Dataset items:
/---

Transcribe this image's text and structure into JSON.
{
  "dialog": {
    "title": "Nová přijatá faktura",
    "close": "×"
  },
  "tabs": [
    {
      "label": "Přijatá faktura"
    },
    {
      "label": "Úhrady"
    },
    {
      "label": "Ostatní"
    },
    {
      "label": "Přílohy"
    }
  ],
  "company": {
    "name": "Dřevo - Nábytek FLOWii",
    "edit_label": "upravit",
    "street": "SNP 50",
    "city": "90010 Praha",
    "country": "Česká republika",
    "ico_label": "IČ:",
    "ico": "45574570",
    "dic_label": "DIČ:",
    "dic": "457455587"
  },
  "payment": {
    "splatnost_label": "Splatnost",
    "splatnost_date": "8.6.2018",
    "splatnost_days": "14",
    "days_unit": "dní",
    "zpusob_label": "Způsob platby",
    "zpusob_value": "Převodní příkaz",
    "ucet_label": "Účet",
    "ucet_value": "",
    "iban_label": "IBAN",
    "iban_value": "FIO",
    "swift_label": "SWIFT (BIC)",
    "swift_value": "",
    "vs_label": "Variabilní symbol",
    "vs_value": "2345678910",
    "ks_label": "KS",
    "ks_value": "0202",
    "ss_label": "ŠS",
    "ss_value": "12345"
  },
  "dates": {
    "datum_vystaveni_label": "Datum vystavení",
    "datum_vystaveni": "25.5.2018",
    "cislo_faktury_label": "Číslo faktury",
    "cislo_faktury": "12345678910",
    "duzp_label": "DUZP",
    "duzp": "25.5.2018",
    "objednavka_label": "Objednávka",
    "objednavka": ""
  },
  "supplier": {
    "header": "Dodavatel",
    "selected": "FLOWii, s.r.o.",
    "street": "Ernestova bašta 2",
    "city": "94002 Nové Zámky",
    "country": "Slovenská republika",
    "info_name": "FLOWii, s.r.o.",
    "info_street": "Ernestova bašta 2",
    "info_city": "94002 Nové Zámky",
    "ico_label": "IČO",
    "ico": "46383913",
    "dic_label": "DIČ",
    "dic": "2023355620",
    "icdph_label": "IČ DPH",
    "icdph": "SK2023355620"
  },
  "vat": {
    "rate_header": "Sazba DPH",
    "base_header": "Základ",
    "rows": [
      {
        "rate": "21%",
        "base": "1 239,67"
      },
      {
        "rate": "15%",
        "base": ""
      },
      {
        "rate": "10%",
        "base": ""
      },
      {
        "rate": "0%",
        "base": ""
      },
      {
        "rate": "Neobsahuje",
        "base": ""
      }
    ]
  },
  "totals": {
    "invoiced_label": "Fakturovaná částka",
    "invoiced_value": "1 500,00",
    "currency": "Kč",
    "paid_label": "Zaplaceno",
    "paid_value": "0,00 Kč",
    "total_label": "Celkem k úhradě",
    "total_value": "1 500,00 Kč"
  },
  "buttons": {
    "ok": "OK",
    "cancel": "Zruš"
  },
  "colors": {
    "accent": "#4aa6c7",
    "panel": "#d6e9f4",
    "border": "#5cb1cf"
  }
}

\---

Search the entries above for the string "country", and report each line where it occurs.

**Result of this task:**
    "country": "Česká republika",
    "country": "Slovenská republika",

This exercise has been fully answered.